With a host of accounting maneuvers — but limited fireworks — legislative budget-writers pieced together a K-12 spending plan on Friday morning.
The budgets would put more than $2 billion of state general fund tax dollars into K-12 for the first time in Idaho’s history. But an infusion of federal coronavirus stimulus dollars will boost the budgets even more.
The bottom line: General fund spending would increase by $73.6 million, or 3.7 percent. But when federal dollars and dedicated funds are added into the mix, K-12 spending would increase by $309.8 million, or 13.2 percent.
The Joint Finance-Appropriations Committee’s budget bills still need to pass the House and the Senate. Since K-12 represents the state’s largest spending commitment, and nearly half of the overall state budget, the bills are a linchpin to wrapping up the 2021 session and the Legislature’s work.
But if Friday’s JFAC votes are any indication, the K-12 budgets could sail through the two houses with ease, as they have in recent years. JFAC passed many of the budgets unanimously, or with only a smattering of opposition from House conservatives.
What’s in the budgets
Some spending highlights:
Teacher salaries. The 2021-22 budget fully funds another year of teacher pay raises under the career ladder plan. Gov. Brad Little recommended the $44.9 million, emphasizing the need to provide pay raises for veteran teachers. This is one key area where JFAC’s budgets align with Little’s spending blueprint.
Learning loss. However, here’s one place where JFAC went beyond Little’s request. Legislators want to spend a total of $30 million of federal money to address pandemic-related learning loss — $10 million in the budget year ending June 30, and $20 million in 2021-22. JFAC wants to fully fund Little’s proposed $20 million summer reading program for kindergarten through third-grade students, while spending an additional $10 million to address other learning gaps in the K-12 system.
Classroom technology. A $36.5 million line item for 2021-22. Little requested $26.5 million of state general fund dollars; JFAC added $10 million of federal funding.
Advanced opportunities. A $29.7 million line item for 2021-22. Anticipating a post-pandemic enrollment surge in the program — which covers student costs for dual-credit classes, Advanced Placement tests and other items — Little requested a $9.7 million increase. JFAC agreed.
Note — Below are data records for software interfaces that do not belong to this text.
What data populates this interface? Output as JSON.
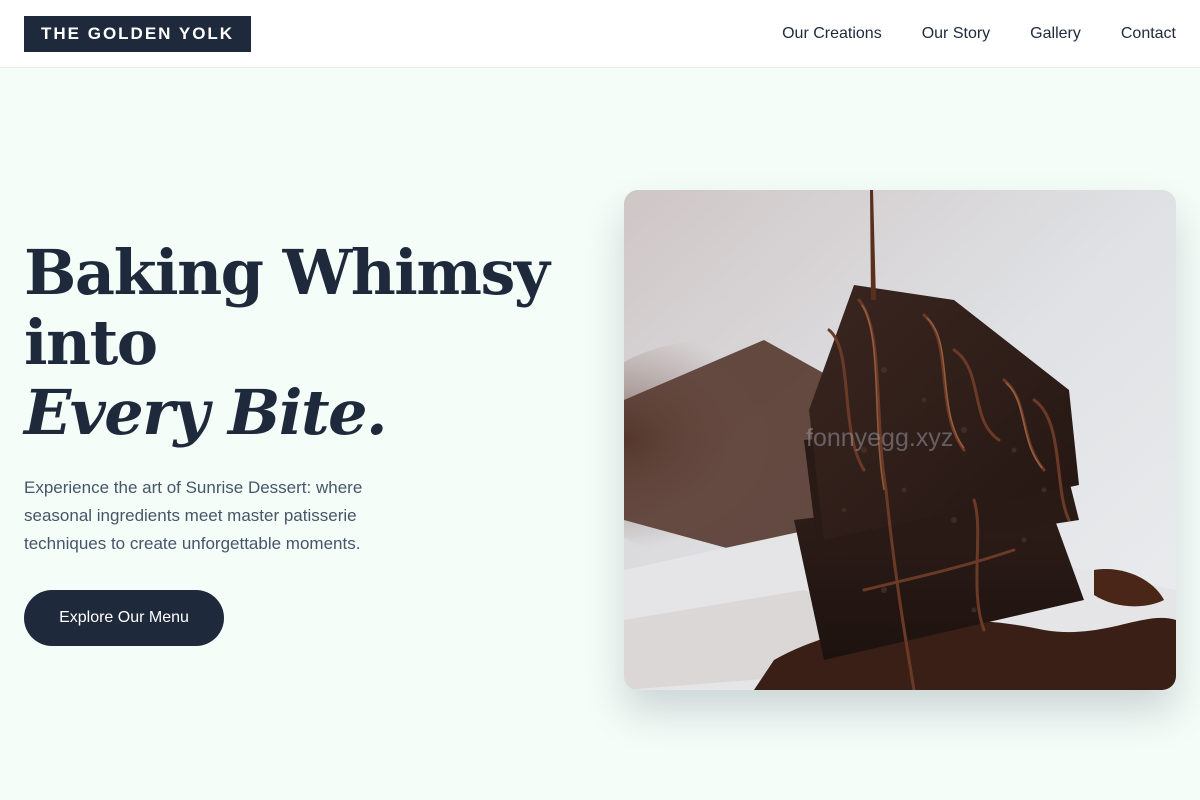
{
  "header": {
    "logo": "THE GOLDEN YOLK",
    "nav": [
      {
        "label": "Our Creations"
      },
      {
        "label": "Our Story"
      },
      {
        "label": "Gallery"
      },
      {
        "label": "Contact"
      }
    ]
  },
  "hero": {
    "title_line1": "Baking Whimsy",
    "title_line2": "into",
    "title_accent": "Every Bite.",
    "subtitle": "Experience the art of Sunrise Dessert: where seasonal ingredients meet master patisserie techniques to create unforgettable moments.",
    "cta_label": "Explore Our Menu",
    "image_watermark": "fonnyegg.xyz"
  },
  "colors": {
    "background": "#f4fdf8",
    "primary": "#1e293b",
    "text_muted": "#475569",
    "header_bg": "#ffffff"
  }
}
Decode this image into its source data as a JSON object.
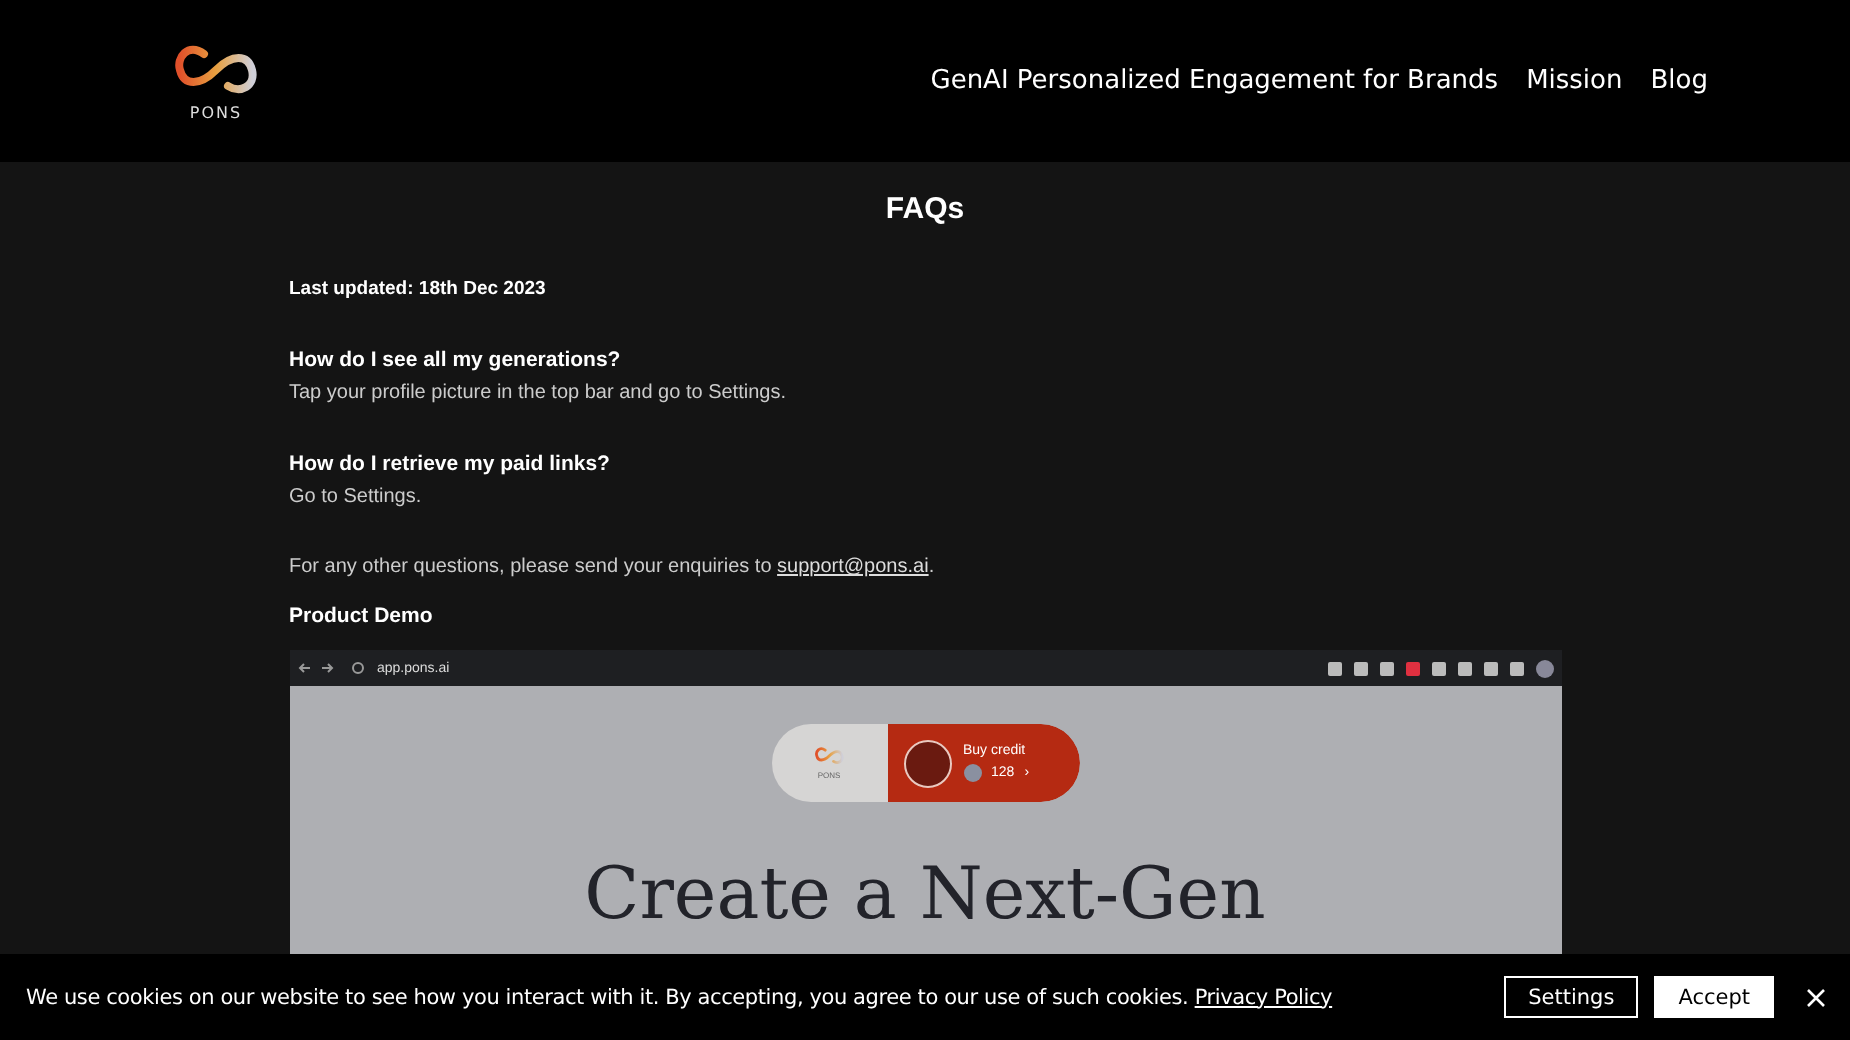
{
  "header": {
    "logo_text": "PONS",
    "nav": [
      {
        "label": "GenAI Personalized Engagement for Brands"
      },
      {
        "label": "Mission"
      },
      {
        "label": "Blog"
      }
    ]
  },
  "page": {
    "title": "FAQs",
    "updated": "Last updated: 18th Dec 2023",
    "faqs": [
      {
        "question": "How do I see all my generations?",
        "answer": "Tap your profile picture in the top bar and go to Settings."
      },
      {
        "question": "How do I retrieve my paid links?",
        "answer": "Go to Settings."
      }
    ],
    "contact": {
      "text": "For any other questions, please send your enquiries to ",
      "link": "support@pons.ai",
      "end": "."
    },
    "demo_title": "Product Demo",
    "demo": {
      "url": "app.pons.ai",
      "logo_text": "PONS",
      "buy_label": "Buy credit",
      "credits": "128",
      "chevron": "›",
      "headline": "Create a Next-Gen"
    }
  },
  "cookie": {
    "text": "We use cookies on our website to see how you interact with it. By accepting, you agree to our use of such cookies.",
    "link": "Privacy Policy",
    "buttons": [
      {
        "label": "Settings",
        "kind": "outline"
      },
      {
        "label": "Accept",
        "kind": "filled"
      }
    ]
  }
}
Discretionary spending. JFAC wants to put an additional $19.9 million into this line item — which helps cover the cost of employee benefits or other local needs. This would come to $29,542 per school “support unit,” a budgetary term that is roughly equal to a classroom.
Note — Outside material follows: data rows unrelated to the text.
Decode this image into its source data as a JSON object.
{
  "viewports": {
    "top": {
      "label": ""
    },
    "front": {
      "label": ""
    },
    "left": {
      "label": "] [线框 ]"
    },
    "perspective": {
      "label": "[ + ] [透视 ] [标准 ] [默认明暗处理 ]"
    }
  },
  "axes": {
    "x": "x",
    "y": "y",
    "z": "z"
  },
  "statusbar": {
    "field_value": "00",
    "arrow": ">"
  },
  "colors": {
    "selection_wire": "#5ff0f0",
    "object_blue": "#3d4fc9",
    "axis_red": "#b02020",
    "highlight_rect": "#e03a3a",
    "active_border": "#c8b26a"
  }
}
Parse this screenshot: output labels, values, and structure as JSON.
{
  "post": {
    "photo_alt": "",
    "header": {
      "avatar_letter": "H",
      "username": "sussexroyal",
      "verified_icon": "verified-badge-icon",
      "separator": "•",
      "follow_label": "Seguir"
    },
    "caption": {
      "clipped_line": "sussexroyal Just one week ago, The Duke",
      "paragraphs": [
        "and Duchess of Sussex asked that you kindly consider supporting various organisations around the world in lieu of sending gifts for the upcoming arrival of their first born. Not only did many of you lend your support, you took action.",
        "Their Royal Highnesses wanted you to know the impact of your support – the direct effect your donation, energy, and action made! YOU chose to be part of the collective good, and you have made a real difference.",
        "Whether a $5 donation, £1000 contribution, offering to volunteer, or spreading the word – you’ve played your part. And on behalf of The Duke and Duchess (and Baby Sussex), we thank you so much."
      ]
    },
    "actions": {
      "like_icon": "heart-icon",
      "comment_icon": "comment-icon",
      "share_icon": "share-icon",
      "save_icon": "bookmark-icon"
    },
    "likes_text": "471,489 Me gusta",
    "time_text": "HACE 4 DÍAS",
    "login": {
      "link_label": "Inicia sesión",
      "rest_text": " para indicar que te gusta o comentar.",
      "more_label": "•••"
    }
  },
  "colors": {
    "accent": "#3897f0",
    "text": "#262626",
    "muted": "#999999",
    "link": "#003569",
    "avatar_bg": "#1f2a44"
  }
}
Online virtual charters. JFAC signed off on another $6.1 million for the Idaho Virtual Academy and Inspire Connections Academy, which took on thousands of additional students during the pandemic.
Limited debate, and budget shuffling
As JFAC sifted through a series of motions and budget shifts, the only opposition came from Reps. Ron Nate and Priscilla Giddings, two conservative Republicans who are first-year JFAC members.
At one point, Nate questioned the need for the federal coronavirus cash infusions, when schools were closed during the spring and some have not returned to full-time in-person learning.
“If there’s less education going on … shouldn’t there be less expenses in the schools?” said Nate, R-Rexburg.
Sen. Jim Woodward, R-Sagle, noted that salaries and benefits account for the bulk of K-12 spending, and those costs didn’t change during the pandemic.
At another point — as JFAC considered the teachers’ salary bill, accounting for more than $1.1 billion — Nate asked if the state had enough cash on hand to cover the bill. After getting a clarification from Sen. Steve Bair, R-Blackfoot, the committee’s co-chairman, Nate voted for the teacher salary bill, which passed JFAC unanimously.
In the absence of debate and disagreement, JFAC spent much of Friday morning navigating a shifting budget. Little and lawmakers are using the federal dollars as budgetary backfill, using these funds to cover a host of education costs that qualify under federal spending rules.
And the flow of federal funds will continue. Under the latest federal stimulus law, signed this week by President Biden, Idaho stands to receive another $430 million in aid for schools, Division of Financial Management director Alex Adams told JFAC.
Idaho Education News covered Friday’s budget hearing remotely.